As the night went on, we targeted the Eskimo Nebula (NGC 2392), some other objects which didn't work out quite as well, and ended the night on Jupiter. With the wind still blowing mightily, we took video of Jupiter. Here is some footage of the giant planet:
We'll continue to process the content we captured this night, and will report the results when ready right here on this page. Our next night at the 'scope is coming next week, and as it stands now the weather is looking to be great.
Night 2 - May 2nd, 2017
On this night we welcomed some of our backers from the Kickstarter project. The sky was completely clear and the temperature atop Mount Hamilton was mild after a very warm day.
We began the night by looking at the first quarter moon, and before we settled in with the eyepiece, we dropped the camera in for some quick shots. The Great Refractor's 17,000+ mm focal length provided an up close viewing experience of its surface.
Terminator line on the first quarter moon
This sample image shows the chromatic aberrations from the 129 year old lens -- seen in the purpleish fringing near the edges of the craters, but overall we are very happy with the results. What an awesome close-up of our moon!
Next, we'd put the eyepiece in and point the Great Refractor at a double star, and a faint spiral galaxy for everyone present to observe. The double star was bright and straight forward, but the faint spiral galaxy required use of averted vision - that is - when you look slightly off to the side of an object and then view it "out of the corner of your eye." This method makes it easier for your eye to recognize the contrast of the faint smudge on the night sky, which is useful for viewing many galaxies and nebulae.
After that, it was time to point the 'scope at Jupiter.
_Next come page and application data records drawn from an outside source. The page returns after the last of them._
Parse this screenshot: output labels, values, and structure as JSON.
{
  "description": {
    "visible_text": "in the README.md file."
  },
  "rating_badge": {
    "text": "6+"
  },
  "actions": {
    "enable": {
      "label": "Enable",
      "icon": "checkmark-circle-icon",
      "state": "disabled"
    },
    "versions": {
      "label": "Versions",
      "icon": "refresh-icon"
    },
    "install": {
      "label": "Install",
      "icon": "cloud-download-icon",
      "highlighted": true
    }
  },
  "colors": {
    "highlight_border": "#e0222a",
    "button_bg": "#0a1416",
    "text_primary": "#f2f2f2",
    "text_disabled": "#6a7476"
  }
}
The conditions were much better this night than our previous trial on March 31st (described above). The wind was calm and the overall "seeing" of Jupiter was very good. "Seeing" is a term that refers to the amount of twinkling and blurring in bright nighttime objects due to Earth's everchanging atmospheric conditions.
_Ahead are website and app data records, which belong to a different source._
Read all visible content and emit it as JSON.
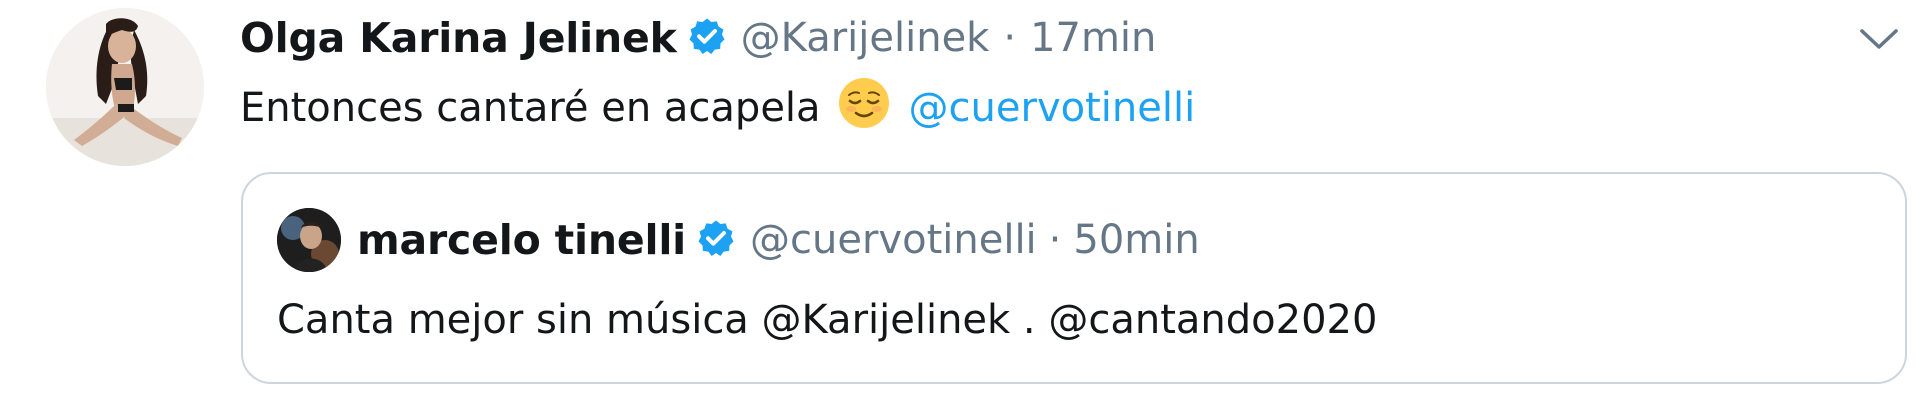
{
  "tweet": {
    "author_name": "Olga Karina Jelinek",
    "handle": "@Karijelinek",
    "separator": "·",
    "time": "17min",
    "text": "Entonces cantaré en acapela",
    "emoji": "relieved-face-emoji",
    "mention": "@cuervotinelli",
    "menu_icon": "chevron-down-icon"
  },
  "quoted_tweet": {
    "author_name": "marcelo tinelli",
    "handle": "@cuervotinelli",
    "separator": "·",
    "time": "50min",
    "text": "Canta mejor sin música @Karijelinek . @cantando2020"
  },
  "colors": {
    "link": "#1da1f2",
    "verified_badge": "#1da1f2",
    "muted_text": "#657786",
    "border": "#ccd6dd"
  }
}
We captured several videos of the giant planet -- here are a few of the frames. You can see one of Jupiter's moons, Io, transiting across the planet as a small black dot.
Jupiter through the Great Lick Refractor
Jupiter Up Close with Io transit
Jupiter with Io Transit
The spectacle of Jupiter was awesome. This telescope shines when it comes to viewing objects in our solar system as it really "takes you there."
We finished the night by viewing M3 - a globular cluster - which is a cluster of mostly older stars found in the halo of our galaxy. The different colors of the stars correspond to their ranging temperatures and sizes. For now, we'll leave you with a quick and dirty edit of M3 captured through the Great Lick Refractor. Our next night at the 'scope is in late August. Until then...
M3 Star Cluster